The Kindle Fire will also use an older version of Android intended for smartphones, but Amazon remade the user interface, giving it a completely different feel from rival tablets. It can also play games and can surf the Internet using its own custom Amazon Silk browser that uses a combination of cached content on the device and on the Web. The company claims it can predict your browsing habits and preload favorite websites for faster browsing.
Bezos said that most of the content is backed up in the cloud and that the device features wireless synching. The company's Whispersync technology, which delivers digital books to the Kindle, will also work with movies and television shows.
The Kindle Fire comes with a 30-day free trial of Amazon Prime, the company's premium service that offers free two-day shipping and streaming video. The service normally costs $79 a year.
Amazon has slowly been building up its online content, adding new shows and movies. Amazon recentlyto bring in its library of shows and movies for streaming.
Amazon has also reportedly signed agreements with several publishers, including Conde Nast, Hearst, and Meredith, to haveready at launch.
Amazon is attempting to go where other tablet makers have failed. The past few months have seen a number of companies stumble out of the gate with their supposed iPad-killer. Hewlett-Packard scrapped its WebOS hardware business after the lackluster sale of the TouchPad, only to revive interest by holding a fire sale at $99 a unit. Research In Motion flopped badly with its PlayBook and is similarly trying to spark sales through a. Motorola Mobility CEO Sanjay Jha when it was priced higher than the iPad.
As an e-reader, the Kindle has been instrumental in driving sales of digital books for Amazon and bringing that category of device into the mainstream despite earlier efforts by Sony. The catalyst for its success has been its low-powered e-ink technology, which enables users to read the device from anywhere, as well as the ease in which a person can buy a digital book over the air.
Another smart move: Amazon's decision to create apps on other devices such as the iPad and Android phones, allowing people to read their books on any device but still stick with the Kindle library.
Earlier today, Bezos unveiled, ranging between $79 and $149.
Updated at 10:45 a.m. PT: to include additional details on the Kindle Fire and new photo.
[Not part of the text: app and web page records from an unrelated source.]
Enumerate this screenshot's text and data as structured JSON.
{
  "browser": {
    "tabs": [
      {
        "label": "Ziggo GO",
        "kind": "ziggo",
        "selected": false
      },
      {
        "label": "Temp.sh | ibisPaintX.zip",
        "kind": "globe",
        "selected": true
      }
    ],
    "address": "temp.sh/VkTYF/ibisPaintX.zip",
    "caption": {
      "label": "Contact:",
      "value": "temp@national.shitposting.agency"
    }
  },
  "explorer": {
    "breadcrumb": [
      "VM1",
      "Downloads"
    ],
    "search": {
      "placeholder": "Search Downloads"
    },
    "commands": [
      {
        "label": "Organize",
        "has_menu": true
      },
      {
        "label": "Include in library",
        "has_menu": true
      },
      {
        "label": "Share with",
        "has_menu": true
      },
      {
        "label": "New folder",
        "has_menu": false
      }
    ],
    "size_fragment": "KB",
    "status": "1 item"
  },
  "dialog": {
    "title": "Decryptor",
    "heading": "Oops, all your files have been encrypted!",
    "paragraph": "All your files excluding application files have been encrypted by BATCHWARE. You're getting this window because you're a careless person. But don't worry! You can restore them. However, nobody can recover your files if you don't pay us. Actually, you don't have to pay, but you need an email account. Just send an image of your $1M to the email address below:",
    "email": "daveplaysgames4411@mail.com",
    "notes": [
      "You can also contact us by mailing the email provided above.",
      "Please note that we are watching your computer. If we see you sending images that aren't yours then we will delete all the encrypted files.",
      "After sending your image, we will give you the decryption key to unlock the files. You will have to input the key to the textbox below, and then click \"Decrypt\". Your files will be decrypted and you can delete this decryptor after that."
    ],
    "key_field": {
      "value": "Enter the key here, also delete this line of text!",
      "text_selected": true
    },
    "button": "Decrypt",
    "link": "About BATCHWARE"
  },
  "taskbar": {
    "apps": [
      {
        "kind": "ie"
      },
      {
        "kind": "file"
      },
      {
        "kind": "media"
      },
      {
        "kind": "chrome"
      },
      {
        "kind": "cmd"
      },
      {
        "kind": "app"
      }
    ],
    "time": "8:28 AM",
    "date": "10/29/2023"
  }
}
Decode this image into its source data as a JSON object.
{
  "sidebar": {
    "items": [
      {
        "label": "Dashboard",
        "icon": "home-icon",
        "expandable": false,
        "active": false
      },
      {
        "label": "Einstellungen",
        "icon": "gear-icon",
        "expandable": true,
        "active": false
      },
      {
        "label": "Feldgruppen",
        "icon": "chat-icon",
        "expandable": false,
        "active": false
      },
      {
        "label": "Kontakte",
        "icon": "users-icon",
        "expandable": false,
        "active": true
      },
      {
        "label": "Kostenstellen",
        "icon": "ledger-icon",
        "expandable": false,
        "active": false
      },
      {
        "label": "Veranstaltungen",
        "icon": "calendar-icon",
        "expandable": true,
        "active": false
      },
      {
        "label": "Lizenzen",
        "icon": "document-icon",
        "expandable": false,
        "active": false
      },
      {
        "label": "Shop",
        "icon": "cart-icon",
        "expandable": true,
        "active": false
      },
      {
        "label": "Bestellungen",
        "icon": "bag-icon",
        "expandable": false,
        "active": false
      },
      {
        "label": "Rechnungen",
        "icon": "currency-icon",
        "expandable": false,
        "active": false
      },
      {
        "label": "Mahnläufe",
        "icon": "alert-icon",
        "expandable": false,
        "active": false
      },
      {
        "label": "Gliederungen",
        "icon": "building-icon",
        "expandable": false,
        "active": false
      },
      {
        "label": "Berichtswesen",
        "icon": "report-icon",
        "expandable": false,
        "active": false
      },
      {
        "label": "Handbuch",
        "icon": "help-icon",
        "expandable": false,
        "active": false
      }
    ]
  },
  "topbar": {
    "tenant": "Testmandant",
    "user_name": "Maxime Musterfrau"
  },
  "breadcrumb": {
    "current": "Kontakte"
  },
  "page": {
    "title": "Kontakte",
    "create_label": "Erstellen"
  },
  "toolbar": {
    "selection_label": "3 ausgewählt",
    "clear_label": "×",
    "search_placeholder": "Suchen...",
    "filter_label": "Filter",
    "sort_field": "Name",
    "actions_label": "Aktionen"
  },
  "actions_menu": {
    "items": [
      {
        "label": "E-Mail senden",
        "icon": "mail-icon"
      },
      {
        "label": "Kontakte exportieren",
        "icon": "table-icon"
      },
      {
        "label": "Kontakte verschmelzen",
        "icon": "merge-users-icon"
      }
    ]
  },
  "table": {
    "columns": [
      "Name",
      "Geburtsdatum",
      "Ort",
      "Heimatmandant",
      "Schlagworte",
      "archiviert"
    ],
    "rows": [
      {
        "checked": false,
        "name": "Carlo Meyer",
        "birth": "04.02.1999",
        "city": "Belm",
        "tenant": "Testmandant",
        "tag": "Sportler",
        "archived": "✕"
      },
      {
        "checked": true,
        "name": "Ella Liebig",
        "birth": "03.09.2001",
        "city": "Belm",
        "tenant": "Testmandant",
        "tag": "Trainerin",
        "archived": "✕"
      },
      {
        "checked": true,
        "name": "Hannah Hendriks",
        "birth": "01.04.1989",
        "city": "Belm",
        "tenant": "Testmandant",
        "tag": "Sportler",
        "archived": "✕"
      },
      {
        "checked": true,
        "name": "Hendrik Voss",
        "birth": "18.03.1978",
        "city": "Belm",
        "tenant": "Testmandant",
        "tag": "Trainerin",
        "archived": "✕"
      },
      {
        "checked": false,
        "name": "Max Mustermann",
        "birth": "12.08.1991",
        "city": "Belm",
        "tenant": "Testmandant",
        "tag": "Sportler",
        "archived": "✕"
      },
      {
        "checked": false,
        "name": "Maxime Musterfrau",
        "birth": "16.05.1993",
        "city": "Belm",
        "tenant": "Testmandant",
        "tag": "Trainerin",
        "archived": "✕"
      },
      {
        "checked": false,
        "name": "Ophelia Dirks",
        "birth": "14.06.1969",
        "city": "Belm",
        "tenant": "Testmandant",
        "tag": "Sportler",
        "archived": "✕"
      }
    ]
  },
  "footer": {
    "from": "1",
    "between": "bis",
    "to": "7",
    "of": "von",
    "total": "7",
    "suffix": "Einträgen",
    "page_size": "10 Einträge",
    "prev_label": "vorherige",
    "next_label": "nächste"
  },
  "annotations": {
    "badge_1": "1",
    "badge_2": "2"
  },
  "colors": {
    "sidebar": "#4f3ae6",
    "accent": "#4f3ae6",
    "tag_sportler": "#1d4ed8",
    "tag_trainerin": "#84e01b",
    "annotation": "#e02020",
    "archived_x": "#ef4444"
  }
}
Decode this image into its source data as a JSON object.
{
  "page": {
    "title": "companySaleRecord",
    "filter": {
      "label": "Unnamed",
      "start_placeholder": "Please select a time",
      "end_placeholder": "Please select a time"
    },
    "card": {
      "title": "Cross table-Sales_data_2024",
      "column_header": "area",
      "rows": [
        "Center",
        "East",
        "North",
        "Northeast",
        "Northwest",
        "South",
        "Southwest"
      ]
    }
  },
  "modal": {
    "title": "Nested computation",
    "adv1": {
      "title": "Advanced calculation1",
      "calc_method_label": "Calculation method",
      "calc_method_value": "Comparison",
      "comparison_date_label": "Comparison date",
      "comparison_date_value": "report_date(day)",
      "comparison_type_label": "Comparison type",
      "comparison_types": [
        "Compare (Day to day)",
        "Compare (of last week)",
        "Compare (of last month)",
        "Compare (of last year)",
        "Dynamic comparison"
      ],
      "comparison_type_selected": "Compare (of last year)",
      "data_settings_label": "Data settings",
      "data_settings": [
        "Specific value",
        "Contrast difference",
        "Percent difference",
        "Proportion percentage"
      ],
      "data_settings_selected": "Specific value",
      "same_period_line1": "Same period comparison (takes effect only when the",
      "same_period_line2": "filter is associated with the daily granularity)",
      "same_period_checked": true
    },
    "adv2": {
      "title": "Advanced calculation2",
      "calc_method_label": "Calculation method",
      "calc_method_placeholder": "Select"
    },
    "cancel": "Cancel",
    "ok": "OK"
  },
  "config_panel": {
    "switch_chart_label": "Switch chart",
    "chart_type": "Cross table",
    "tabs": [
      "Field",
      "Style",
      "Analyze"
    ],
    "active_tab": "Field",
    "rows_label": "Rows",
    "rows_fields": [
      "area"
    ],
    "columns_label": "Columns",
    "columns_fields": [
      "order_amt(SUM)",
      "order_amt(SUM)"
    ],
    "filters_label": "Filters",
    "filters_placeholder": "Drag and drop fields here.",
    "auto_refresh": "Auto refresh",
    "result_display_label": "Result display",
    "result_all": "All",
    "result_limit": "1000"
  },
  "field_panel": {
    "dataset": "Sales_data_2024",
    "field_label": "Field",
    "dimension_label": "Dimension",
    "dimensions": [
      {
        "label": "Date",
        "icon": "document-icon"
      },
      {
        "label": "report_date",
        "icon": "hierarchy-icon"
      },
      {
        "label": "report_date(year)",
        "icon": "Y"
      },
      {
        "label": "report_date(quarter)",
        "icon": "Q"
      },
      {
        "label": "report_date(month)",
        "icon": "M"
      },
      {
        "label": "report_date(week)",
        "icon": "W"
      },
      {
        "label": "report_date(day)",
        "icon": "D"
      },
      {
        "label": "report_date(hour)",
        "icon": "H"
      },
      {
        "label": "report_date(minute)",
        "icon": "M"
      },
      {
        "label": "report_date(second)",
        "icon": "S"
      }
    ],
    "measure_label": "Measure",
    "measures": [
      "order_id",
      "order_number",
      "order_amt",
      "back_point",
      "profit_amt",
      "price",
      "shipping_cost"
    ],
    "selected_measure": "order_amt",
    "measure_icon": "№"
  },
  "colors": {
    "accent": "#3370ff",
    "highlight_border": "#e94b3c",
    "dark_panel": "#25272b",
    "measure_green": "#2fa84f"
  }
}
Updated at 7:21 a.m. PT: to include additional details on the Kindle Fire and background on the tablet market.
Updated at 7:01 a.m. PT: to include picture of the Kindle Fire.